» What you have to do: Only lines containing "INAWLY" belong in the answer, each copied from the entries below.

=== Provided entries ===

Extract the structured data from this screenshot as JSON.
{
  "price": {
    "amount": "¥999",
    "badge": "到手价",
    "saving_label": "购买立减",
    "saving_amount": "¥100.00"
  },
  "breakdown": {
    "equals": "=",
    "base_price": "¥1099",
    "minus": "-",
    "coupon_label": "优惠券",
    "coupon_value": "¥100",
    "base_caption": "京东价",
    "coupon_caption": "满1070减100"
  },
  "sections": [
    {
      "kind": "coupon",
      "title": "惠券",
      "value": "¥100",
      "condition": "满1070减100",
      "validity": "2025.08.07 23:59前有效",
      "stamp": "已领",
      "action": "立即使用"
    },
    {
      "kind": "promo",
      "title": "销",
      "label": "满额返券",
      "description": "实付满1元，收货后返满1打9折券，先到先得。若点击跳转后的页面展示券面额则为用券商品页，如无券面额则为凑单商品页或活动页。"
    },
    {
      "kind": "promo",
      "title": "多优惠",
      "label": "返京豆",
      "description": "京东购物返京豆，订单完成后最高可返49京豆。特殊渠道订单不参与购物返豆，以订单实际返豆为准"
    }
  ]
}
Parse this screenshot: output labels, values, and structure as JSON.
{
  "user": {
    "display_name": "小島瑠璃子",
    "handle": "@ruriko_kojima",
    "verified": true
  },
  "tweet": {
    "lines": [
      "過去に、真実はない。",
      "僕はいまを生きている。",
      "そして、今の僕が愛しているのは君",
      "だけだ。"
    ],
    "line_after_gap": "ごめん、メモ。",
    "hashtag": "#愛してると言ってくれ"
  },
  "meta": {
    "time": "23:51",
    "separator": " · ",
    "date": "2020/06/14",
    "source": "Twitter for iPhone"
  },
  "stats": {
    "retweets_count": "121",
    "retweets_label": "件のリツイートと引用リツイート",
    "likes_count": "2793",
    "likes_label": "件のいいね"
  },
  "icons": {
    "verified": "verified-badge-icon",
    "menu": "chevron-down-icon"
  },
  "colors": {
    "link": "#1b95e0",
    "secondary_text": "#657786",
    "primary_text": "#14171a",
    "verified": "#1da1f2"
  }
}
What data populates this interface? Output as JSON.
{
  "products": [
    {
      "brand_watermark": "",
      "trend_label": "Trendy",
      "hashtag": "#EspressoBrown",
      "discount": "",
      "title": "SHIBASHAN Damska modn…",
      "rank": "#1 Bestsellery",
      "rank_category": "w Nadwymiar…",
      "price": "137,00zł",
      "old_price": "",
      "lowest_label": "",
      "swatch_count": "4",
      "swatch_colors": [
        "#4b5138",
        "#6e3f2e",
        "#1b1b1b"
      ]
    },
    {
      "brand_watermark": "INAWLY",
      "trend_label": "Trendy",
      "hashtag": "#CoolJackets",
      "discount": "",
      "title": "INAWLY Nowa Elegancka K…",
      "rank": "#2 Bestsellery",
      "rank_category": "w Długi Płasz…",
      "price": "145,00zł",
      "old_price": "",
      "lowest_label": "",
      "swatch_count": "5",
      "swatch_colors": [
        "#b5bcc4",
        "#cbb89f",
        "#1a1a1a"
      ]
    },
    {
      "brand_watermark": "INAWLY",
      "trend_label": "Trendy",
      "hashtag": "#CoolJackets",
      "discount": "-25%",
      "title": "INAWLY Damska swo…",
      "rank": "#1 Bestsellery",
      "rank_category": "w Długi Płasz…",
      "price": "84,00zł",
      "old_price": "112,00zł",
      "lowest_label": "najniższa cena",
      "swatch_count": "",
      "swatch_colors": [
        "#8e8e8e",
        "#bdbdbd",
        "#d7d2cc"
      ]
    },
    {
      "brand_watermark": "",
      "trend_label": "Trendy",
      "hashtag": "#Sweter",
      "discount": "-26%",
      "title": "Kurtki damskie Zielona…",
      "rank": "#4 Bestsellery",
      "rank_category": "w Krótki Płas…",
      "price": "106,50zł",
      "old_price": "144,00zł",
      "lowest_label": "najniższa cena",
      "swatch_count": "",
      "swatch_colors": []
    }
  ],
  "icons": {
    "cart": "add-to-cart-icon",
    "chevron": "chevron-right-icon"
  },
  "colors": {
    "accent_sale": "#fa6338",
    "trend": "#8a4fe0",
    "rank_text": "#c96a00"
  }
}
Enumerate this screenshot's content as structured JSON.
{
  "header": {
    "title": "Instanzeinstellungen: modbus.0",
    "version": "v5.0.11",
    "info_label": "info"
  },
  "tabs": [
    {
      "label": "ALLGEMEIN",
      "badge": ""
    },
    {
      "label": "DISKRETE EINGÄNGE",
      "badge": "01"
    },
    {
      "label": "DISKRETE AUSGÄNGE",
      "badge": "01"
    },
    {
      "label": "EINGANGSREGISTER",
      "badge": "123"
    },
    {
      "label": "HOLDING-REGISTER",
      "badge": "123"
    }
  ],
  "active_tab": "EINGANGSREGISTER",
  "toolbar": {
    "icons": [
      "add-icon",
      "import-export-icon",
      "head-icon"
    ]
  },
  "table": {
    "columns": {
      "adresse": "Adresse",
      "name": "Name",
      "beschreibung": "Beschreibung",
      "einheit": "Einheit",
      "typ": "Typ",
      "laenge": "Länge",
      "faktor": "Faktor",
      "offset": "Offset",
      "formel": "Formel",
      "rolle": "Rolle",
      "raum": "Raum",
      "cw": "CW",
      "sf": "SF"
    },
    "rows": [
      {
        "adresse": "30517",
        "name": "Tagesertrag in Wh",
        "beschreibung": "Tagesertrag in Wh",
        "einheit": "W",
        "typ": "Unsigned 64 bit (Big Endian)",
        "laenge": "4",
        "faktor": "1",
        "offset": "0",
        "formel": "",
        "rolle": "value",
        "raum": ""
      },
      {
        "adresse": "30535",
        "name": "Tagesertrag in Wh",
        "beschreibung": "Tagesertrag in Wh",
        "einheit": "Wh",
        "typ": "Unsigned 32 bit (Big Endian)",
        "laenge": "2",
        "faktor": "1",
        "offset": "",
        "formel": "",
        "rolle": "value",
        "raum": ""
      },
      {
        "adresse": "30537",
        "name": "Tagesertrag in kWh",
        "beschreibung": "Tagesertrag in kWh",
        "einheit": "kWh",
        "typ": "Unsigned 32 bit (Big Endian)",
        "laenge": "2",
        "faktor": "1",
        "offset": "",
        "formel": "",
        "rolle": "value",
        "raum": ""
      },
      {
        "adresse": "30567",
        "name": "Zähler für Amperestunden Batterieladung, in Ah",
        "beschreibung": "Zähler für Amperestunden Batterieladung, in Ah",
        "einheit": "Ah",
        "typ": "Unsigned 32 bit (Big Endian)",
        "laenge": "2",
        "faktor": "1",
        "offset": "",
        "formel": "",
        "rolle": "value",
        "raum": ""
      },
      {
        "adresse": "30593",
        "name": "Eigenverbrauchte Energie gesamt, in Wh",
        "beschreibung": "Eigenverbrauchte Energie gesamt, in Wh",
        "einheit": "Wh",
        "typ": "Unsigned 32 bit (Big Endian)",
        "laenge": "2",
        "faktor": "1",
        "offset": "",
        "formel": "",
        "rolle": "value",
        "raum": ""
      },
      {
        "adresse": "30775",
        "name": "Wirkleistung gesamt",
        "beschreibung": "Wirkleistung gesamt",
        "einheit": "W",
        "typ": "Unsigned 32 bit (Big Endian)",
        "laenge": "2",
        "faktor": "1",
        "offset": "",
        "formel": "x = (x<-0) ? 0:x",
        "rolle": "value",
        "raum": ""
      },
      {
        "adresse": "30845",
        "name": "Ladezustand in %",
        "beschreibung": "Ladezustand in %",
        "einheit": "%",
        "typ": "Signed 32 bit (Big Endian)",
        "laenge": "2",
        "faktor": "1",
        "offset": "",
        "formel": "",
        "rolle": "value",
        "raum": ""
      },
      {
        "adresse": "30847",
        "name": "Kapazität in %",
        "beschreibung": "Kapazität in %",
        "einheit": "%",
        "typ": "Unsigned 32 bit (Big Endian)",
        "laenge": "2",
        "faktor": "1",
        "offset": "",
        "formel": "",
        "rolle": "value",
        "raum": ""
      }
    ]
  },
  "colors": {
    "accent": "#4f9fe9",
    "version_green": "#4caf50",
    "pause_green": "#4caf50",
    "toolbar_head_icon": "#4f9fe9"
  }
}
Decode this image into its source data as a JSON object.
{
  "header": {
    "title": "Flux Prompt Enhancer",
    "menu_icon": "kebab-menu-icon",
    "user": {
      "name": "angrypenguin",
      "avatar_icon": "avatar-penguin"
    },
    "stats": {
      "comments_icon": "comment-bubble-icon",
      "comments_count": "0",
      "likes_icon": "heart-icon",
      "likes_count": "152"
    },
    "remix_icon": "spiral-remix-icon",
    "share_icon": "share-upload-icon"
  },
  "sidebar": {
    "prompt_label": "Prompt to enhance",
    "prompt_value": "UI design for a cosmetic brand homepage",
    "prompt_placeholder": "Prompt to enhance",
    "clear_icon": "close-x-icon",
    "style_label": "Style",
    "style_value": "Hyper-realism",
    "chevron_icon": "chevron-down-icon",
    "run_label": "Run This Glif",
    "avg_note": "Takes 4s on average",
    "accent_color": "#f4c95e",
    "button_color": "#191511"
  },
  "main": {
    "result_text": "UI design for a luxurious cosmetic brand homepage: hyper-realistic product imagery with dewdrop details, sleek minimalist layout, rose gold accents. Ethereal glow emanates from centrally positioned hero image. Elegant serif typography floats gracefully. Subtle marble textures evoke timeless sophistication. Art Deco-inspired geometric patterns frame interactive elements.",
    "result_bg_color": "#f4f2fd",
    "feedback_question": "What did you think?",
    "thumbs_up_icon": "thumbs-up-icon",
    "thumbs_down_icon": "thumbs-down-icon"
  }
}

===

» Solution to the problem:
      "brand_watermark": "INAWLY",
      "title": "INAWLY Nowa Elegancka K…",
      "brand_watermark": "INAWLY",
      "title": "INAWLY Damska swo…",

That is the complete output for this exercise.